In 2002, Abdullah unveiled a plan for peace between Israel and the Palestinians. The proposed deal included full Arab recognition of the state of Israel in exchange for Israeli withdrawal to the 1967 borders.
The Saudi ruler was reportedly offended by what he regarded as a tepid American response to the initiative, which was largely ignored or discounted outside the Arab world.
Over the years, Abdullah gained a reputation as a moderate reformer, a leader who guided Saudi Arabia into the World Trade Organization and began to address some of the kingdom’s most intransigent social troubles.
But his strokes of reform were tentative, and the basic orientation of Saudi society remained largely unchanged during his rule.
There was the election that allowed Saudi men to vote for just half of the representatives on relatively powerless municipal councils.
Abdullah’s time also saw the much-touted appointment of the kingdom’s first female minister to oversee the education of girls, even as Saudi women continued to be forbidden to drive, traveling without permission from a male guardian and a slew of rights that are regarded throughout much of the world as basic to all humans.
For ordinary Saudis, the years under Abdullah left no doubt that the kingdom’s fundamental power structure remained unshaken and seemingly unmovable.
Abdullah is reported to have married as many as 30 women over the course of his lifetime, and is believed to have fathered dozens of children.

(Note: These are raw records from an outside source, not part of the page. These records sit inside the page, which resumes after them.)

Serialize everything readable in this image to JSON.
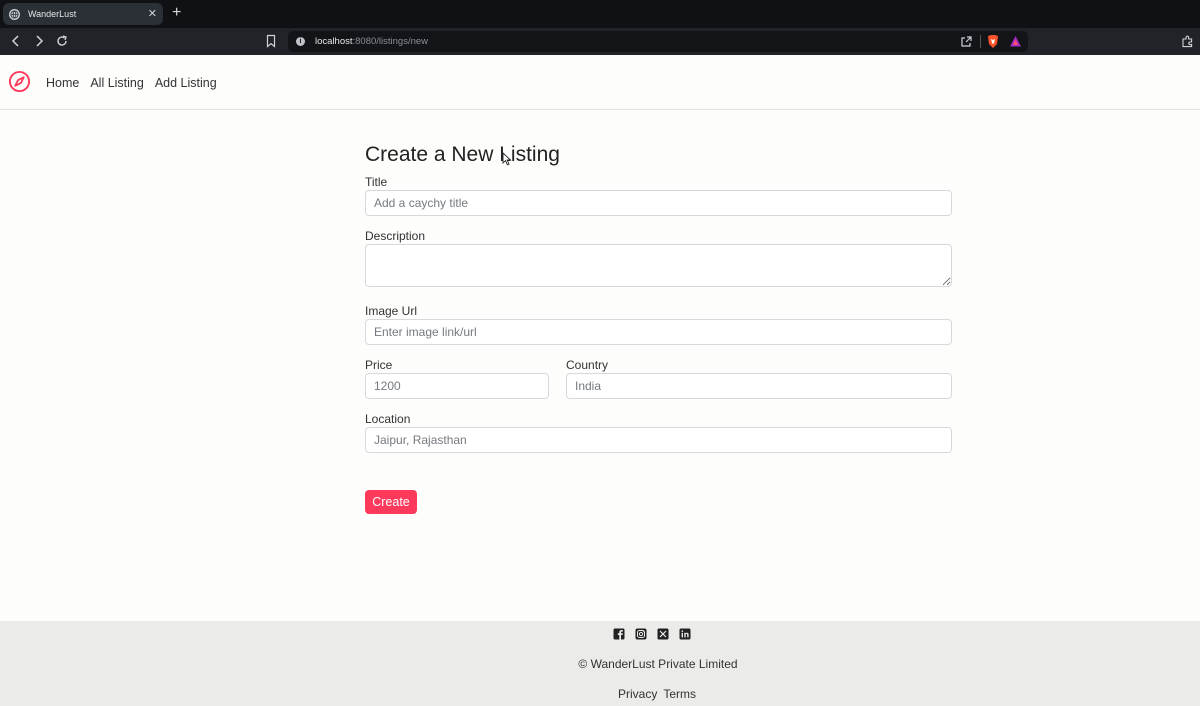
{
  "browser": {
    "tab_title": "WanderLust",
    "url_host": "localhost",
    "url_path": ":8080/listings/new",
    "icons": [
      "back-icon",
      "forward-icon",
      "reload-icon",
      "bookmark-icon",
      "info-icon",
      "share-icon",
      "brave-shields-icon",
      "brave-rewards-icon",
      "extensions-icon"
    ]
  },
  "navbar": {
    "brand_icon": "compass-icon",
    "links": [
      "Home",
      "All Listing",
      "Add Listing"
    ]
  },
  "form": {
    "heading": "Create a New Listing",
    "title": {
      "label": "Title",
      "placeholder": "Add a caychy title"
    },
    "description": {
      "label": "Description",
      "placeholder": ""
    },
    "image": {
      "label": "Image Url",
      "placeholder": "Enter image link/url"
    },
    "price": {
      "label": "Price",
      "placeholder": "1200"
    },
    "country": {
      "label": "Country",
      "placeholder": "India"
    },
    "location": {
      "label": "Location",
      "placeholder": "Jaipur, Rajasthan"
    },
    "submit_label": "Create"
  },
  "footer": {
    "socials": [
      "facebook-icon",
      "instagram-icon",
      "x-icon",
      "linkedin-icon"
    ],
    "copyright": "© WanderLust Private Limited",
    "links": [
      "Privacy",
      "Terms"
    ]
  },
  "colors": {
    "accent": "#fe3a5c",
    "footer_bg": "#ebebe9",
    "chrome_bg": "#202328"
  }
}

Stack is a former Times staff writer. Special correspondent Sherif Tarek contributed from Cairo.